Please repeat each line of the data exactly, with nothing left out.

Dataset entries START

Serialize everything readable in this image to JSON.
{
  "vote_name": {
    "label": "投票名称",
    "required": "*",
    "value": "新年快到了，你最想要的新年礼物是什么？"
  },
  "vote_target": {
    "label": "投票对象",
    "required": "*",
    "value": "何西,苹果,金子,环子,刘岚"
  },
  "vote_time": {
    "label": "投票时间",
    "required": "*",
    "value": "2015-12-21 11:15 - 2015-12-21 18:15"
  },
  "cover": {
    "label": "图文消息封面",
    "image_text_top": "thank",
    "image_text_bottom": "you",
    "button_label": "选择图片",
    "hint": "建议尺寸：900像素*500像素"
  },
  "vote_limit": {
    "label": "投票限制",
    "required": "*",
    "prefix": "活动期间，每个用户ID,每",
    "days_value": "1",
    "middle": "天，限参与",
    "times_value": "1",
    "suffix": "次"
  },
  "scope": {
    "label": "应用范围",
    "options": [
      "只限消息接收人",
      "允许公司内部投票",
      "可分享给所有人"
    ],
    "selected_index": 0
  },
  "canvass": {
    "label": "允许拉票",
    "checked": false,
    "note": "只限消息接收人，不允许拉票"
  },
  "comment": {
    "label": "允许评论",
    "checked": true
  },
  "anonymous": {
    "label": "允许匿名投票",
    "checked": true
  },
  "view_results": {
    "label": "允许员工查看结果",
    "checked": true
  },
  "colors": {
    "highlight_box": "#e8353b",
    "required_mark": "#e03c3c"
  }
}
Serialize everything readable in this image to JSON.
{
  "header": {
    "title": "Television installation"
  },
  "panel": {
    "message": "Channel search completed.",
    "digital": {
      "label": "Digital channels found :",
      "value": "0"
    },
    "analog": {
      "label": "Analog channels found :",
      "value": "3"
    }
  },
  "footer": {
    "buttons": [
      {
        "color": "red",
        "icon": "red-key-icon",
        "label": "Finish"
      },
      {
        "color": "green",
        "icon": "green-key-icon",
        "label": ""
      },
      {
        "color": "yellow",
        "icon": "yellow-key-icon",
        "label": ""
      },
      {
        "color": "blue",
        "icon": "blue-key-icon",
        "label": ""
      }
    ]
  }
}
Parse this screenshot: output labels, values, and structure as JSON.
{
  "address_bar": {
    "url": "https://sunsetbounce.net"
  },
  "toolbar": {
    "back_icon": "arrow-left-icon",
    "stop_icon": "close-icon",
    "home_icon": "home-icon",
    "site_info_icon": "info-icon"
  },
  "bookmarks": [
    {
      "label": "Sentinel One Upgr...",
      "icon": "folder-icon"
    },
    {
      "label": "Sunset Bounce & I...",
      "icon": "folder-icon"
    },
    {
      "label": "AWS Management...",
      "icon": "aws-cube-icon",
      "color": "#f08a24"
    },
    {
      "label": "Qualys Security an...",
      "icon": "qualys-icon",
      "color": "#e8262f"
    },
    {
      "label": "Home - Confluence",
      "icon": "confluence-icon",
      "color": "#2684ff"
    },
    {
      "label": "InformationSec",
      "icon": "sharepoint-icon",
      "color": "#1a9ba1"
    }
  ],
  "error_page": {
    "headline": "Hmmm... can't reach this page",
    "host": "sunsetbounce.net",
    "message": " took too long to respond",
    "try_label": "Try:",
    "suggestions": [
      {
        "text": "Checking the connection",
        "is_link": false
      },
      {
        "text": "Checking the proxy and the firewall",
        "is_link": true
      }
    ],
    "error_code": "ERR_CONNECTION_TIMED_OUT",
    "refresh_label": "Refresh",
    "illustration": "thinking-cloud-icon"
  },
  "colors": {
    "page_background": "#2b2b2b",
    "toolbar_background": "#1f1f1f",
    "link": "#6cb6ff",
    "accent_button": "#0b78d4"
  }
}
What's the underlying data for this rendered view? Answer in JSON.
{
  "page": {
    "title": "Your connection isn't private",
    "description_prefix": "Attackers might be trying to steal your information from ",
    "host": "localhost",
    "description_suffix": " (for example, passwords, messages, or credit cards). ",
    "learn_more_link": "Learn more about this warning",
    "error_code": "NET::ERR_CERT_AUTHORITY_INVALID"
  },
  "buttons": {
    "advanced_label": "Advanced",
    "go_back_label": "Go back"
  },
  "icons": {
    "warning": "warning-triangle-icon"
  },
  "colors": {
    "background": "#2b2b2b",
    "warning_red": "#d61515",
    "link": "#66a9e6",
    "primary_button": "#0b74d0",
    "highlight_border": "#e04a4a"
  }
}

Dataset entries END

— Response to this exercise —
Serialize everything readable in this image to JSON.
{
  "vote_name": {
    "label": "投票名称",
    "required": "*",
    "value": "新年快到了，你最想要的新年礼物是什么？"
  },
  "vote_target": {
    "label": "投票对象",
    "required": "*",
    "value": "何西,苹果,金子,环子,刘岚"
  },
  "vote_time": {
    "label": "投票时间",
    "required": "*",
    "value": "2015-12-21 11:15 - 2015-12-21 18:15"
  },
  "cover": {
    "label": "图文消息封面",
    "image_text_top": "thank",
    "image_text_bottom": "you",
    "button_label": "选择图片",
    "hint": "建议尺寸：900像素*500像素"
  },
  "vote_limit": {
    "label": "投票限制",
    "required": "*",
    "prefix": "活动期间，每个用户ID,每",
    "days_value": "1",
    "middle": "天，限参与",
    "times_value": "1",
    "suffix": "次"
  },
  "scope": {
    "label": "应用范围",
    "options": [
      "只限消息接收人",
      "允许公司内部投票",
      "可分享给所有人"
    ],
    "selected_index": 0
  },
  "canvass": {
    "label": "允许拉票",
    "checked": false,
    "note": "只限消息接收人，不允许拉票"
  },
  "comment": {
    "label": "允许评论",
    "checked": true
  },
  "anonymous": {
    "label": "允许匿名投票",
    "checked": true
  },
  "view_results": {
    "label": "允许员工查看结果",
    "checked": true
  },
  "colors": {
    "highlight_box": "#e8353b",
    "required_mark": "#e03c3c"
  }
}
Serialize everything readable in this image to JSON.
{
  "header": {
    "title": "Television installation"
  },
  "panel": {
    "message": "Channel search completed.",
    "digital": {
      "label": "Digital channels found :",
      "value": "0"
    },
    "analog": {
      "label": "Analog channels found :",
      "value": "3"
    }
  },
  "footer": {
    "buttons": [
      {
        "color": "red",
        "icon": "red-key-icon",
        "label": "Finish"
      },
      {
        "color": "green",
        "icon": "green-key-icon",
        "label": ""
      },
      {
        "color": "yellow",
        "icon": "yellow-key-icon",
        "label": ""
      },
      {
        "color": "blue",
        "icon": "blue-key-icon",
        "label": ""
      }
    ]
  }
}
Parse this screenshot: output labels, values, and structure as JSON.
{
  "address_bar": {
    "url": "https://sunsetbounce.net"
  },
  "toolbar": {
    "back_icon": "arrow-left-icon",
    "stop_icon": "close-icon",
    "home_icon": "home-icon",
    "site_info_icon": "info-icon"
  },
  "bookmarks": [
    {
      "label": "Sentinel One Upgr...",
      "icon": "folder-icon"
    },
    {
      "label": "Sunset Bounce & I...",
      "icon": "folder-icon"
    },
    {
      "label": "AWS Management...",
      "icon": "aws-cube-icon",
      "color": "#f08a24"
    },
    {
      "label": "Qualys Security an...",
      "icon": "qualys-icon",
      "color": "#e8262f"
    },
    {
      "label": "Home - Confluence",
      "icon": "confluence-icon",
      "color": "#2684ff"
    },
    {
      "label": "InformationSec",
      "icon": "sharepoint-icon",
      "color": "#1a9ba1"
    }
  ],
  "error_page": {
    "headline": "Hmmm... can't reach this page",
    "host": "sunsetbounce.net",
    "message": " took too long to respond",
    "try_label": "Try:",
    "suggestions": [
      {
        "text": "Checking the connection",
        "is_link": false
      },
      {
        "text": "Checking the proxy and the firewall",
        "is_link": true
      }
    ],
    "error_code": "ERR_CONNECTION_TIMED_OUT",
    "refresh_label": "Refresh",
    "illustration": "thinking-cloud-icon"
  },
  "colors": {
    "page_background": "#2b2b2b",
    "toolbar_background": "#1f1f1f",
    "link": "#6cb6ff",
    "accent_button": "#0b78d4"
  }
}
What's the underlying data for this rendered view? Answer in JSON.
{
  "page": {
    "title": "Your connection isn't private",
    "description_prefix": "Attackers might be trying to steal your information from ",
    "host": "localhost",
    "description_suffix": " (for example, passwords, messages, or credit cards). ",
    "learn_more_link": "Learn more about this warning",
    "error_code": "NET::ERR_CERT_AUTHORITY_INVALID"
  },
  "buttons": {
    "advanced_label": "Advanced",
    "go_back_label": "Go back"
  },
  "icons": {
    "warning": "warning-triangle-icon"
  },
  "colors": {
    "background": "#2b2b2b",
    "warning_red": "#d61515",
    "link": "#66a9e6",
    "primary_button": "#0b74d0",
    "highlight_border": "#e04a4a"
  }
}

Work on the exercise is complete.